Return each entry exactly, omitting nothing.

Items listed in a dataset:
________________________________________
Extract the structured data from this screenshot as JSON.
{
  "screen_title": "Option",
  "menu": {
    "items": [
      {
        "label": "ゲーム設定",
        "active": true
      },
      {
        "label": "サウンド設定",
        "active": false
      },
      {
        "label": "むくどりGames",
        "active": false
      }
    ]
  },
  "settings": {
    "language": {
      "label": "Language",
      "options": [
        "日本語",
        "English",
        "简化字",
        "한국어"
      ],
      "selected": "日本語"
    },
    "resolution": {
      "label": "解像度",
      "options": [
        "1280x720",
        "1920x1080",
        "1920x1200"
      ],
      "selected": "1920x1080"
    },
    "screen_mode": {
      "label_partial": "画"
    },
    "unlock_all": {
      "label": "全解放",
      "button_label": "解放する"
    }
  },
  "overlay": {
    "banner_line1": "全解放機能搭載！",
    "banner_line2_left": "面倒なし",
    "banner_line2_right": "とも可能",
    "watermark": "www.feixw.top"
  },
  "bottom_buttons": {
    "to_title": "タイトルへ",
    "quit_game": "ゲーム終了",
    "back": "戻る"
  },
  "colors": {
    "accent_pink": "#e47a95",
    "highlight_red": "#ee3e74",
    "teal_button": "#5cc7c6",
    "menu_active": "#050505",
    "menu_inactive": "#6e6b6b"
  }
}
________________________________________
• **The answer**:
Extract the structured data from this screenshot as JSON.
{
  "screen_title": "Option",
  "menu": {
    "items": [
      {
        "label": "ゲーム設定",
        "active": true
      },
      {
        "label": "サウンド設定",
        "active": false
      },
      {
        "label": "むくどりGames",
        "active": false
      }
    ]
  },
  "settings": {
    "language": {
      "label": "Language",
      "options": [
        "日本語",
        "English",
        "简化字",
        "한국어"
      ],
      "selected": "日本語"
    },
    "resolution": {
      "label": "解像度",
      "options": [
        "1280x720",
        "1920x1080",
        "1920x1200"
      ],
      "selected": "1920x1080"
    },
    "screen_mode": {
      "label_partial": "画"
    },
    "unlock_all": {
      "label": "全解放",
      "button_label": "解放する"
    }
  },
  "overlay": {
    "banner_line1": "全解放機能搭載！",
    "banner_line2_left": "面倒なし",
    "banner_line2_right": "とも可能",
    "watermark": "www.feixw.top"
  },
  "bottom_buttons": {
    "to_title": "タイトルへ",
    "quit_game": "ゲーム終了",
    "back": "戻る"
  },
  "colors": {
    "accent_pink": "#e47a95",
    "highlight_red": "#ee3e74",
    "teal_button": "#5cc7c6",
    "menu_active": "#050505",
    "menu_inactive": "#6e6b6b"
  }
}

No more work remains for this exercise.